The pulpit is the most sacred and exalted place in the church. He who occupies this position stands as the representative of Christ. This is the minister’s first line of offense. From this honored and dedicated place he boldly denounces sin and courageously challenges the devil. From the sacred desk are heard the truths of God, which cut as a two-edged sword, bringing both conviction and contrition to the worshiper. Words of life and death flow from this fount. To this vantage point the penitent looks for the heavenly balm of Gilead. Is it not important then that one’s comportment in the desk give no cause for needless offense and bring no reproach against the name of Christ?

Phil Johnson of Grace Community Church’s stance on using the pulpit follows:

The reason we don’t have debates and dialogues with unbelievers in the worship center at Grace Community Church is the same reason we don’t use the facility for drama, secular music concerts, comedy routines, political rallies, variety shows, Amway meetings, or a host of other activities where an auditorium like that would be useful. Namely, the facility is dedicated to the proclamation of God’s Word and the corporate worship of God’s people. That was a purposeful decision made years ago. The point is not that the physical building itself is a shrine or an idol, but this is one of the ways we keep a sharp focus on what we as a church are most committed to. In other words, our unwillingness to use our pulpit for non-worship events is a strategy, not a superstition.

BTW, although people often use the word _pulpit_ to refer to the lectern on which a preacher places the Bible and his notes, the actual _pulpit_ is the raised platform on which that lectern rests.
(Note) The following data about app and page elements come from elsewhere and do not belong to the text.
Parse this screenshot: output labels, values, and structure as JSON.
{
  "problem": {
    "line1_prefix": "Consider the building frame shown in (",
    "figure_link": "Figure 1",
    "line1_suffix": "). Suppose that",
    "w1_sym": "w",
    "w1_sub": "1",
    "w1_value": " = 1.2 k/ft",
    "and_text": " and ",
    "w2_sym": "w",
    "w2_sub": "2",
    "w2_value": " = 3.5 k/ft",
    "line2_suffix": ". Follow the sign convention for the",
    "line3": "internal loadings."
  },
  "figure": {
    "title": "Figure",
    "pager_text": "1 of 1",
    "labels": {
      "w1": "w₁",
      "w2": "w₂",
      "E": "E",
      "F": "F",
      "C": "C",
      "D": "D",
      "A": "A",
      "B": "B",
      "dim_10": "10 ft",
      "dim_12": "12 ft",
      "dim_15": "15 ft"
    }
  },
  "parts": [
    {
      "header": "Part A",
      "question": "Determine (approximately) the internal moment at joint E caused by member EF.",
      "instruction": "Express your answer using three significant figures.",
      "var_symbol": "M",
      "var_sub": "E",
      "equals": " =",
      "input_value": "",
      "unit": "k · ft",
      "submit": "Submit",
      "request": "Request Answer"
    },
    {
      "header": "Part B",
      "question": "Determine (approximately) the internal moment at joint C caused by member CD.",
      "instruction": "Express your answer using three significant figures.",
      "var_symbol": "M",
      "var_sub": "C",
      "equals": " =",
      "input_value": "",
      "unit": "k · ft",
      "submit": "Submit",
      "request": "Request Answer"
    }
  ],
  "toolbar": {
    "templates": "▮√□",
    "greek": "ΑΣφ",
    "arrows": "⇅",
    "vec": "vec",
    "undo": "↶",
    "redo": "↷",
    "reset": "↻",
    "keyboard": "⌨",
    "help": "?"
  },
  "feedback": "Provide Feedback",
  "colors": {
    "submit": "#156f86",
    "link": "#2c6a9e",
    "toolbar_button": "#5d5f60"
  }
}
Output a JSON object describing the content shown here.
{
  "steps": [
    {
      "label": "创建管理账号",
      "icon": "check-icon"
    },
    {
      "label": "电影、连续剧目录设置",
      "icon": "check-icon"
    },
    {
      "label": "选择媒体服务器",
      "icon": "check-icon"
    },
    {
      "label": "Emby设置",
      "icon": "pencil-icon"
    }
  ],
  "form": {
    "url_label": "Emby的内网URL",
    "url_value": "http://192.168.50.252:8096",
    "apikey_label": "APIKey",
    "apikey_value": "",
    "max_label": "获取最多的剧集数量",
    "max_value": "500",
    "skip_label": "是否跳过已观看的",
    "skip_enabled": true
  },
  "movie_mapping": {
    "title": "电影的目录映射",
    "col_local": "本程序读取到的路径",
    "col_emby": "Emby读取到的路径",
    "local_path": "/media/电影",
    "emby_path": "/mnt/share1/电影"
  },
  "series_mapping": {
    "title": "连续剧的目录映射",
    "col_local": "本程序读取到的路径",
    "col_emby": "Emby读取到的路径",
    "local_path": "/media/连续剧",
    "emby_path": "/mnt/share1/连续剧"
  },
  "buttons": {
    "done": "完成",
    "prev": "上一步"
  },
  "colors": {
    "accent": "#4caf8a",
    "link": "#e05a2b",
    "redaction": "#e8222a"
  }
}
Remove the lectern and replace it with a table or a stage set, and whatever takes place on that platform is still being done “in the pulpit.”

Just some food for thought for you today. How is your pulpit used?

pulpit

 

pulpit2

Posted in beauty, Uncategorized

Art and beauty have a place in church

I love church. I love the music, hymns & songs connecting me to my ancestors in the faith, all the way back. I love the sermons, God’s word expositionally preached is thrilling and fascinating every moment the preacher speaks truth to his flock. I love the people, singing praises to the Lord and singing His attributes to each other. Communion is an especially sweet time with the Lord. Just the thought that I can pray to Him asking for forgiveness of sins, and He will forgive them, is humbling. Dipping the bread into the wine is an act that Jesus performed as His last supper, when He instituted the ritual. My arm picking up the bread and dipping it feels like a long line holding me to time past, and in between, and the now with a oneness with all the other believers who have done the same thing. Continue reading “Art and beauty have a place in church”